There are any number of things that can affect BP.
In most people the amount of cholesterol only has minor effect on the level of cholesterol in the body. So it is not likely that the cholesterol in the food had much affect on your BP. However, there are some people that do absorb lot of cholesterol from their food.
However, if there was a lot of deep fried food and/or saturated fats that could have more of an effect.
And as Bobby said the high sodium levels probably had more of an effect. While a lot of people or not sensitive to sodium, even those might have an increase in BP until the body adjust to the higher levels.
But here are 2 other theories.
One is anxiety about about deviating from your vegetarin diet. And the anxiety from seeing an increase in BP is cause it to remain elevated.
The other area is that the microbiome in your gut was balanced for your vegetarian diet. And it was not able to handle the meat. Research is showing that the microbiome appears to have a strong relation to thinks like cholesterol levels and BP. But, at the present there is no strong cause or affect.View Thread
she (my dr) says the pain may just be my fibromyalgia but I'm not sure about that.
Any medical treatment, or not to treat, is a tradeoff of risks/rewards.
Now I don't know of what your risk of heart disease/stroke is.
One option is to discontinue the statin for 30 days and then start it again. And see it it is related to your pain.
And if is related to the pain, then you need to look at how high your risk is and weight is again the amount of pain.
Also some doctors have found that for people that have trouble tolerating statins that they have them only take the statin every second or third day. And while it did not lower the cholesterol as much as daily treatment it did reduce it a significant amount.
BTW, Although I am high risk (had a bypass and my father died from heart disease at 43) my cholesterol is in in a good range, but not ideal.
But my cardiologist and my PCP did not have a problem with me trying a 30 day holiday to see if it was related to my pain. It was not.View Thread

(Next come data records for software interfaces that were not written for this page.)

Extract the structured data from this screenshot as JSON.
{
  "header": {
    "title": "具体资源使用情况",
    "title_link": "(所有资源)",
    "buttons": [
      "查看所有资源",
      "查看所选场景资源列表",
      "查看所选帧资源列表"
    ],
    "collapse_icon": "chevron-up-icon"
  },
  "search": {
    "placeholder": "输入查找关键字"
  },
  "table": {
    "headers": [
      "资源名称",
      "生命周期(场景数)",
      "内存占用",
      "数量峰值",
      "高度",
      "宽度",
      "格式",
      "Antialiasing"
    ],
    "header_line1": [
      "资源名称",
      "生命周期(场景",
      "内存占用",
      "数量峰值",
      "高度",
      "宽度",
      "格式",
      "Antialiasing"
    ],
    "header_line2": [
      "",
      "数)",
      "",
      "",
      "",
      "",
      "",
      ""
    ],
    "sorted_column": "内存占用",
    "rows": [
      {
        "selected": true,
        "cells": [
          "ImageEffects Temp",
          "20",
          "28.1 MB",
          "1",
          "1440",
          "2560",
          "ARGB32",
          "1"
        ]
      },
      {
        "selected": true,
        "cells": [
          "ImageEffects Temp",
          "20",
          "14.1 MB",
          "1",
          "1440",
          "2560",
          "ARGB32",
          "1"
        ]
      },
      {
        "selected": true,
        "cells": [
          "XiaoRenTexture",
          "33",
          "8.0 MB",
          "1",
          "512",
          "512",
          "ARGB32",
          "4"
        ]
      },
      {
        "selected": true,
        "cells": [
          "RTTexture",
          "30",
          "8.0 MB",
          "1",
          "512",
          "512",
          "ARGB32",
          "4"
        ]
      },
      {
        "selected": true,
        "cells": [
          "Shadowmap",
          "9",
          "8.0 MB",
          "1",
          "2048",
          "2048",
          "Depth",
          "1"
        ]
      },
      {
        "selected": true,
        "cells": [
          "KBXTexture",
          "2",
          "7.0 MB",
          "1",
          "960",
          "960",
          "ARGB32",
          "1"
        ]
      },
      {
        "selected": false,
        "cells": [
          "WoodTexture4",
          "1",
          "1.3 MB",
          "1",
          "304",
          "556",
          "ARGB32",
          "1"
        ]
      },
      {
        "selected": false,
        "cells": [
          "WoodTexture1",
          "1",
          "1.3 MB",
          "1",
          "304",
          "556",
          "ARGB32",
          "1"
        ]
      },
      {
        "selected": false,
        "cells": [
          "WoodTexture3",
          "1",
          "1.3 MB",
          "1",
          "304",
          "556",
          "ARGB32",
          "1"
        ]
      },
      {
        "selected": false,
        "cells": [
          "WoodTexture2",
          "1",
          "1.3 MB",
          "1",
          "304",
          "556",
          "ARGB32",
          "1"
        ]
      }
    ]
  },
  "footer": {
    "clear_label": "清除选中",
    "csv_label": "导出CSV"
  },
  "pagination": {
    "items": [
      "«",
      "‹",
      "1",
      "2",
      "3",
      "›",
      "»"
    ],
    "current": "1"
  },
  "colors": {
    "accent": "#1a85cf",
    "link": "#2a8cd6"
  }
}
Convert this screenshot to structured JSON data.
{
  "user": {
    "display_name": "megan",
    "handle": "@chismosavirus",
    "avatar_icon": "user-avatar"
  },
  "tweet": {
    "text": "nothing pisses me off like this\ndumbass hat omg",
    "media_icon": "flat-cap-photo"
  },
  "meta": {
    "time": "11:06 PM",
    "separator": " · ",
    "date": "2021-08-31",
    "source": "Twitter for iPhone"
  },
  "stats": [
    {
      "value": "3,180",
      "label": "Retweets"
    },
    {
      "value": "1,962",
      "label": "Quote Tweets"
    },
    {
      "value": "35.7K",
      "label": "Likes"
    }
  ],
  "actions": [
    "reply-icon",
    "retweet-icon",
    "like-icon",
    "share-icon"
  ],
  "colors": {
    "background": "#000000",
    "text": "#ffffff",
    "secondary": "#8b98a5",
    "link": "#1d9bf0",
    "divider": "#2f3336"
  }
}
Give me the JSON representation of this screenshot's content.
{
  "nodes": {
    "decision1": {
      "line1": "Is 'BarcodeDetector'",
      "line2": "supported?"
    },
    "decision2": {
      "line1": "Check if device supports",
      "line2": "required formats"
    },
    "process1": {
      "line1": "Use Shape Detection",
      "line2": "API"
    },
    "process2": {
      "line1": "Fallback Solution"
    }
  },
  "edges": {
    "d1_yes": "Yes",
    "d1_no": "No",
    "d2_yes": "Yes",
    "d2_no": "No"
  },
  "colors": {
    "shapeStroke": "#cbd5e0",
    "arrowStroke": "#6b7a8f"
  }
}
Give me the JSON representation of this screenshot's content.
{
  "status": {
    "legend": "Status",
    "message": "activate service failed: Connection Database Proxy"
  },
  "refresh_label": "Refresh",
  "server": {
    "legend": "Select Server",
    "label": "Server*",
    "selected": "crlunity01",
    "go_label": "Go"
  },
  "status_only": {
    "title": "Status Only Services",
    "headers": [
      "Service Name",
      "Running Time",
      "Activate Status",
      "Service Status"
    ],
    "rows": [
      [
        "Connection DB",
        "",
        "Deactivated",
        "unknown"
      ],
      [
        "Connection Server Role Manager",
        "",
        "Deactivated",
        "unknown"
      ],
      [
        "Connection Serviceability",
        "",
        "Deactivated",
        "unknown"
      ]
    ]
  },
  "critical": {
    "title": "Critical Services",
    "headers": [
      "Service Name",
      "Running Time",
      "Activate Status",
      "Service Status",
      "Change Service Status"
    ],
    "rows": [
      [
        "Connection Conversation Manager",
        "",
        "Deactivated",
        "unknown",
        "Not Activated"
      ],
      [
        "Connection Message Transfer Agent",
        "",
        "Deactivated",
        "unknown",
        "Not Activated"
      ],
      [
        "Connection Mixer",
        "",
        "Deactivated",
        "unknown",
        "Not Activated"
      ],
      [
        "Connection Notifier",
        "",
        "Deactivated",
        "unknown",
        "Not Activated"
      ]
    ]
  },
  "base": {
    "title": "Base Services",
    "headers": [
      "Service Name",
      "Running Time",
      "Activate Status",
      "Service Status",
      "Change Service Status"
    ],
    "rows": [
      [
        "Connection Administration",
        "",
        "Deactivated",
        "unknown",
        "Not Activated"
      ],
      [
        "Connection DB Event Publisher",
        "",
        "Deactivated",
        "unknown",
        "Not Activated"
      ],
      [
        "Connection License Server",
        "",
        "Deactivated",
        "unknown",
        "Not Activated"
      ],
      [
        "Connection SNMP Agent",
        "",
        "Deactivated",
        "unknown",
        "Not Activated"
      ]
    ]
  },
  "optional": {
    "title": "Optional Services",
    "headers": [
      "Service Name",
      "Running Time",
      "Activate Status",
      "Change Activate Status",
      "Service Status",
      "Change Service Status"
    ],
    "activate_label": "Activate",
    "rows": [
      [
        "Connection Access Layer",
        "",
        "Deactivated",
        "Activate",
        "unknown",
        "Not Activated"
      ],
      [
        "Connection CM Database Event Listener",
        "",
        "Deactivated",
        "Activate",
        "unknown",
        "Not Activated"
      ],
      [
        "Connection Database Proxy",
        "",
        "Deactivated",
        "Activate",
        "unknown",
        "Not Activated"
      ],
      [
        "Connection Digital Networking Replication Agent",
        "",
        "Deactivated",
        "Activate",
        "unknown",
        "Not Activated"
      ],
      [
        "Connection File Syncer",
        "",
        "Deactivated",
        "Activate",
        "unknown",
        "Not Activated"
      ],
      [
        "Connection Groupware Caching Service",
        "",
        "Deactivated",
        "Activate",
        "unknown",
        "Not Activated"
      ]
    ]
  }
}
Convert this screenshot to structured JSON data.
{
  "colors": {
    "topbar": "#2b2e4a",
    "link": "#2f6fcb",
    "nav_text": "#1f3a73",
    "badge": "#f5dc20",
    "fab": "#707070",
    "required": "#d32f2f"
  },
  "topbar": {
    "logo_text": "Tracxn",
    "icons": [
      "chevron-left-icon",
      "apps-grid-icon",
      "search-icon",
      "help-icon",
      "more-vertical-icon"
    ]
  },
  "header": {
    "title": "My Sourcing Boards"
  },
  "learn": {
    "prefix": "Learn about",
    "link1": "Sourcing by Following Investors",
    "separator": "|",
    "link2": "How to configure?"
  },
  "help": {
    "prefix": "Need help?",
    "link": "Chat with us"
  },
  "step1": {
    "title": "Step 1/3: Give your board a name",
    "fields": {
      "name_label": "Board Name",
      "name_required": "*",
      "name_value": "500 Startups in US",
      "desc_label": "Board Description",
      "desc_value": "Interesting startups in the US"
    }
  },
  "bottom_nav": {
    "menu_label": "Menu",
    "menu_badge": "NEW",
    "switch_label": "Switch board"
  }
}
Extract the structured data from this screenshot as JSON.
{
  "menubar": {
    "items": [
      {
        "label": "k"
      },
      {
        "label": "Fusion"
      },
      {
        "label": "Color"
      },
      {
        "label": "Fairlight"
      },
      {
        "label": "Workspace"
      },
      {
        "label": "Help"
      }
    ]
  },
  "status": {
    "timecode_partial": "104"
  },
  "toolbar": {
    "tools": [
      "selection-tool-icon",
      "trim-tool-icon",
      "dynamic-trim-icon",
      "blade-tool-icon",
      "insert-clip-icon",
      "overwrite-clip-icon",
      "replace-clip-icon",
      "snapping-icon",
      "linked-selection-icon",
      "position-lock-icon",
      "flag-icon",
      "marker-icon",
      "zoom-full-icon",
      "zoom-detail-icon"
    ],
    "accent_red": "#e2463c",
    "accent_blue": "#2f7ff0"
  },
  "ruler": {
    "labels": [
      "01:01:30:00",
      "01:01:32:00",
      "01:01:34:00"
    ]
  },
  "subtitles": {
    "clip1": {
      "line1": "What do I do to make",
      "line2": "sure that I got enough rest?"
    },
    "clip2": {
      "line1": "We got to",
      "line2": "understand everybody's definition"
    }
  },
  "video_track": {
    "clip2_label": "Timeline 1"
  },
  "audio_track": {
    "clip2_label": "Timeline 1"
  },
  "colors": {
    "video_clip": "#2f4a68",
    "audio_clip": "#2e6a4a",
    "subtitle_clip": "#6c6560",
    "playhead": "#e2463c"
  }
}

Indeed, Tracy's well-being has been inspiring to doctors, geneticists and now pharmaceutical companies precisely because she is so normal. Using every tool in the modern diagnostic arsenal — from brain scans and kidney sonograms to 24-hour blood-pressure monitors and cognitive tests — researchers at the Texas medical centre have diagnostically sliced and diced Tracy to make sure that the two highly unusual genetic mutations she has carried for her entire life have produced nothing more startling than an incredibly low level of cholesterol in her blood. At a time when the target for low-density lipoprotein (LDL) cholesterol, more commonly called 'bad cholesterol', in Americans' blood is less than 100 milligrams per decilitre (a level many people fail to achieve), Tracy's level is just 14.
A compact woman with wide-eyed energy, Tracy (not her real name) is one of a handful of African Americans whose genetics have enabled scientists to uncover one of the most promising compounds for controlling cholesterol since the first statin drug was approved by the US Food and Drug Administration in 1987. Seven years ago, researchers Helen Hobbs and Jonathan Cohen at UT-Southwestern reported1 that Tracy had inherited two mutations, one from her father and the other from her mother, in a gene called PCSK9, effectively eliminating a protein in the blood that has a fundamental role in controlling the levels of LDL cholesterol. African Americans with similar mutations have a nearly 90% reduced risk of heart disease. "She's our girl, our main girl," says Barbara Gilbert, a nurse who has drawn some 8,000 blood samples as part of Cohen and Hobbs' project to find genes important to cholesterol metabolism.View Thread